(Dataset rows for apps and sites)
== Segment start ==

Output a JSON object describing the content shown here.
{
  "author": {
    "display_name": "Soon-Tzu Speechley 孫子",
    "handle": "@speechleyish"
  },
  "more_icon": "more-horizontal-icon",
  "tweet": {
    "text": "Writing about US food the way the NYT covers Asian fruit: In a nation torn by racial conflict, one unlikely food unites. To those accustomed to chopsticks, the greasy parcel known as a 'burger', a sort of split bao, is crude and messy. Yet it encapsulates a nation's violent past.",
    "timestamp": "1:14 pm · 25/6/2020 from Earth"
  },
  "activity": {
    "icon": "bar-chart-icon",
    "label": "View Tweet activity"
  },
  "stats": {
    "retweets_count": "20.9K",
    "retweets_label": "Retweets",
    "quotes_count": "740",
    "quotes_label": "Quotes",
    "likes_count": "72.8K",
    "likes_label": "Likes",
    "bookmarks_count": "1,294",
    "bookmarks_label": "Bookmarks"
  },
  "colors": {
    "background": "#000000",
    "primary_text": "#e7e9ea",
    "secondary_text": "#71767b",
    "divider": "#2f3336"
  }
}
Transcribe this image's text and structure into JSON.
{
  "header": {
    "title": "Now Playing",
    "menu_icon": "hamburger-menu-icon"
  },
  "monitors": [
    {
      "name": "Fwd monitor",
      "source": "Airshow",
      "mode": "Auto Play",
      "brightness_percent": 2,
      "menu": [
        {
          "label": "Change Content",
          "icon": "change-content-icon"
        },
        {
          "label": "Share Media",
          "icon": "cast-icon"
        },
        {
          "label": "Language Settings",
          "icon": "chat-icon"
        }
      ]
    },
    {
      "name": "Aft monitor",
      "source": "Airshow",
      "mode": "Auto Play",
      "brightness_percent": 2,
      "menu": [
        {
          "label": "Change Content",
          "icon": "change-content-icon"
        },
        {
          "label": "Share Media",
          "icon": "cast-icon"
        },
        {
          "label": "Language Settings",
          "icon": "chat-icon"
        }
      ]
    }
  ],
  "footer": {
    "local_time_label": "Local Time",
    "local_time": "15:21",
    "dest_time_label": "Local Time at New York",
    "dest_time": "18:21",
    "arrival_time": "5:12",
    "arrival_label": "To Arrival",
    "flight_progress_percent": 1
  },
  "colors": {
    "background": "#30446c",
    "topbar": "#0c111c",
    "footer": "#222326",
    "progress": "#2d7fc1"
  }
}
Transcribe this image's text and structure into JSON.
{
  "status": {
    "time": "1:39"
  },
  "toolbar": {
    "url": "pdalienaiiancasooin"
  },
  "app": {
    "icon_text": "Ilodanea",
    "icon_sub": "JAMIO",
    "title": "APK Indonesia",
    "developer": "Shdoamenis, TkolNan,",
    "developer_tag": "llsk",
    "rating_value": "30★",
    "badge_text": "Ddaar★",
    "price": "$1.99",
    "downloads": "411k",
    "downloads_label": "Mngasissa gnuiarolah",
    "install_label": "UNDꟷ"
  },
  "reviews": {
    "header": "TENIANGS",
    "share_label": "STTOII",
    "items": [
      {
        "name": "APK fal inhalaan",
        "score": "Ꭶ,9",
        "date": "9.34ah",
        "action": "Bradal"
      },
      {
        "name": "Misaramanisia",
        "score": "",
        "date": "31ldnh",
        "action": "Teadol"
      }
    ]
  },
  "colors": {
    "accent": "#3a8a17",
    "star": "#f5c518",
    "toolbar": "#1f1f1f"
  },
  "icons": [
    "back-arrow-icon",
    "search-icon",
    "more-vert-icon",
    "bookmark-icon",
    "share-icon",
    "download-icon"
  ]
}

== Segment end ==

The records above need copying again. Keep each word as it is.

Output a JSON object describing the content shown here.
{
  "author": {
    "display_name": "Soon-Tzu Speechley 孫子",
    "handle": "@speechleyish"
  },
  "more_icon": "more-horizontal-icon",
  "tweet": {
    "text": "Writing about US food the way the NYT covers Asian fruit: In a nation torn by racial conflict, one unlikely food unites. To those accustomed to chopsticks, the greasy parcel known as a 'burger', a sort of split bao, is crude and messy. Yet it encapsulates a nation's violent past.",
    "timestamp": "1:14 pm · 25/6/2020 from Earth"
  },
  "activity": {
    "icon": "bar-chart-icon",
    "label": "View Tweet activity"
  },
  "stats": {
    "retweets_count": "20.9K",
    "retweets_label": "Retweets",
    "quotes_count": "740",
    "quotes_label": "Quotes",
    "likes_count": "72.8K",
    "likes_label": "Likes",
    "bookmarks_count": "1,294",
    "bookmarks_label": "Bookmarks"
  },
  "colors": {
    "background": "#000000",
    "primary_text": "#e7e9ea",
    "secondary_text": "#71767b",
    "divider": "#2f3336"
  }
}
Transcribe this image's text and structure into JSON.
{
  "header": {
    "title": "Now Playing",
    "menu_icon": "hamburger-menu-icon"
  },
  "monitors": [
    {
      "name": "Fwd monitor",
      "source": "Airshow",
      "mode": "Auto Play",
      "brightness_percent": 2,
      "menu": [
        {
          "label": "Change Content",
          "icon": "change-content-icon"
        },
        {
          "label": "Share Media",
          "icon": "cast-icon"
        },
        {
          "label": "Language Settings",
          "icon": "chat-icon"
        }
      ]
    },
    {
      "name": "Aft monitor",
      "source": "Airshow",
      "mode": "Auto Play",
      "brightness_percent": 2,
      "menu": [
        {
          "label": "Change Content",
          "icon": "change-content-icon"
        },
        {
          "label": "Share Media",
          "icon": "cast-icon"
        },
        {
          "label": "Language Settings",
          "icon": "chat-icon"
        }
      ]
    }
  ],
  "footer": {
    "local_time_label": "Local Time",
    "local_time": "15:21",
    "dest_time_label": "Local Time at New York",
    "dest_time": "18:21",
    "arrival_time": "5:12",
    "arrival_label": "To Arrival",
    "flight_progress_percent": 1
  },
  "colors": {
    "background": "#30446c",
    "topbar": "#0c111c",
    "footer": "#222326",
    "progress": "#2d7fc1"
  }
}
Transcribe this image's text and structure into JSON.
{
  "status": {
    "time": "1:39"
  },
  "toolbar": {
    "url": "pdalienaiiancasooin"
  },
  "app": {
    "icon_text": "Ilodanea",
    "icon_sub": "JAMIO",
    "title": "APK Indonesia",
    "developer": "Shdoamenis, TkolNan,",
    "developer_tag": "llsk",
    "rating_value": "30★",
    "badge_text": "Ddaar★",
    "price": "$1.99",
    "downloads": "411k",
    "downloads_label": "Mngasissa gnuiarolah",
    "install_label": "UNDꟷ"
  },
  "reviews": {
    "header": "TENIANGS",
    "share_label": "STTOII",
    "items": [
      {
        "name": "APK fal inhalaan",
        "score": "Ꭶ,9",
        "date": "9.34ah",
        "action": "Bradal"
      },
      {
        "name": "Misaramanisia",
        "score": "",
        "date": "31ldnh",
        "action": "Teadol"
      }
    ]
  },
  "colors": {
    "accent": "#3a8a17",
    "star": "#f5c518",
    "toolbar": "#1f1f1f"
  },
  "icons": [
    "back-arrow-icon",
    "search-icon",
    "more-vert-icon",
    "bookmark-icon",
    "share-icon",
    "download-icon"
  ]
}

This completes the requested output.